*** INPUT DATA Section Begins ***

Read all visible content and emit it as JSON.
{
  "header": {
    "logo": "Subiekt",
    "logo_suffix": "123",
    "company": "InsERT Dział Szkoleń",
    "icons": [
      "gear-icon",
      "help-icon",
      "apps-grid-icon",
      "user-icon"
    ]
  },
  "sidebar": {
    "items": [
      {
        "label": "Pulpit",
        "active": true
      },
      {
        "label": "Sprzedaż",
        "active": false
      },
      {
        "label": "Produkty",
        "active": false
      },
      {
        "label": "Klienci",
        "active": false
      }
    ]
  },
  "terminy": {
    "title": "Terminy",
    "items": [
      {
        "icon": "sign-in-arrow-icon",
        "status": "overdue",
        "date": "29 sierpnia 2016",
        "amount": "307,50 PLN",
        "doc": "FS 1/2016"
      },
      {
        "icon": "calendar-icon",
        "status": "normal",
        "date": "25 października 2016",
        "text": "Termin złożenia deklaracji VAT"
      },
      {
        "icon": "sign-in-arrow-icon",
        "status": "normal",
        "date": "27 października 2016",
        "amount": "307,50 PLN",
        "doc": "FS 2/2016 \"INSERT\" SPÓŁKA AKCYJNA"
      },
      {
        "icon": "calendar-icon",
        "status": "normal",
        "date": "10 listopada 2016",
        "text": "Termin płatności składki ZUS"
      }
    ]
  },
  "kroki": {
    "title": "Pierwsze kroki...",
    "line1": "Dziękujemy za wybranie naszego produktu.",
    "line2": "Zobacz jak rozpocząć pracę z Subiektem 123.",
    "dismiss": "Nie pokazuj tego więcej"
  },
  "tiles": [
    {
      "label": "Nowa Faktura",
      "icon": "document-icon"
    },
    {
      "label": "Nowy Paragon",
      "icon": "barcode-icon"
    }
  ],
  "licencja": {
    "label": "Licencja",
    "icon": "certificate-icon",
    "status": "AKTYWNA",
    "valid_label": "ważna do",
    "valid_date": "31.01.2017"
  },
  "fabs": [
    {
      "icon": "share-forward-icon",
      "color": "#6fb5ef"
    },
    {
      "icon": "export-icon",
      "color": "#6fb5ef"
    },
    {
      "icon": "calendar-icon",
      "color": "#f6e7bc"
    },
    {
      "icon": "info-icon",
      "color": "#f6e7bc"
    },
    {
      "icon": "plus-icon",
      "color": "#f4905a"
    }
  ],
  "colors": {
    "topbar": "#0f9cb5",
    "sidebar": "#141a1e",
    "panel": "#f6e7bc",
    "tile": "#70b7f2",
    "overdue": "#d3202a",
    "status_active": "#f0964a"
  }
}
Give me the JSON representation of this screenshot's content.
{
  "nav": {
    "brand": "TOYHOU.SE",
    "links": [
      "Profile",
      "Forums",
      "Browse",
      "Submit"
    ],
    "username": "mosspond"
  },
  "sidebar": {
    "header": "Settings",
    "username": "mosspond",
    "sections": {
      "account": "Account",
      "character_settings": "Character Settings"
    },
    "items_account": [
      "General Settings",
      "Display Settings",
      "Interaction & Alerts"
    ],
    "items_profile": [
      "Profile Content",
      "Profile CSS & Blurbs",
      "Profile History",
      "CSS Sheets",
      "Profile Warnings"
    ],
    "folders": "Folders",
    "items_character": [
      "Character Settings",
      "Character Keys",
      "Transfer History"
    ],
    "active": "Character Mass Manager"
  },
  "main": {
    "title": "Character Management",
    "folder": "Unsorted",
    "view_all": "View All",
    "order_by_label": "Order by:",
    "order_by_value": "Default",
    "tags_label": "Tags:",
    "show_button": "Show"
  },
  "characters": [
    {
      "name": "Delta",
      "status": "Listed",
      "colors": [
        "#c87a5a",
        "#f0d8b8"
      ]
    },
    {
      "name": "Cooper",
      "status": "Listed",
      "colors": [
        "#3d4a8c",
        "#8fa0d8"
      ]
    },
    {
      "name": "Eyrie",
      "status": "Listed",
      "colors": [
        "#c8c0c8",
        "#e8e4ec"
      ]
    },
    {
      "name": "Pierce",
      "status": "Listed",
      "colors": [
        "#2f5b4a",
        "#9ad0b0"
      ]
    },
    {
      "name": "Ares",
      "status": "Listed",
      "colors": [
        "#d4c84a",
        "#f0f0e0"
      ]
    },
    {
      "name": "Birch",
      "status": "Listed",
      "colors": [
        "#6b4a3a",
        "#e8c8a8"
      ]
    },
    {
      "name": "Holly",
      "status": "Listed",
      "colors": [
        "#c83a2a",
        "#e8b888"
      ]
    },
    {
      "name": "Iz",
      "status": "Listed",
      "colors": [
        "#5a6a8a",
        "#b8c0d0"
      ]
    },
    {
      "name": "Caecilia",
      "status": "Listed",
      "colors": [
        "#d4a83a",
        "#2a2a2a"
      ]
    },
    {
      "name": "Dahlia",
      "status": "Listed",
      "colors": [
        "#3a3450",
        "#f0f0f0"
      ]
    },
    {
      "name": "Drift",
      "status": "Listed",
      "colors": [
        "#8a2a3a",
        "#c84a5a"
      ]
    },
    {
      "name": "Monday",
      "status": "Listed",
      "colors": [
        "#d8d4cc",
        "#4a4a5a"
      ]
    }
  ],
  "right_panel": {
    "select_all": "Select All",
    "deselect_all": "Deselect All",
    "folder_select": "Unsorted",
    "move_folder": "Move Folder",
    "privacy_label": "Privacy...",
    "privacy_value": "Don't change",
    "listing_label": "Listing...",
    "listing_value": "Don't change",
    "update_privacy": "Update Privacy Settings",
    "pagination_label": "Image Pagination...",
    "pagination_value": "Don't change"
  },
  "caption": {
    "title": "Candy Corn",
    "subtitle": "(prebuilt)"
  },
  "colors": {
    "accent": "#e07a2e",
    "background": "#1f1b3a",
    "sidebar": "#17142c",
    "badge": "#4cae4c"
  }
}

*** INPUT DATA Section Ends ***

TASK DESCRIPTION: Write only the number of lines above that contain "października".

RESULT OF THE TASK: 2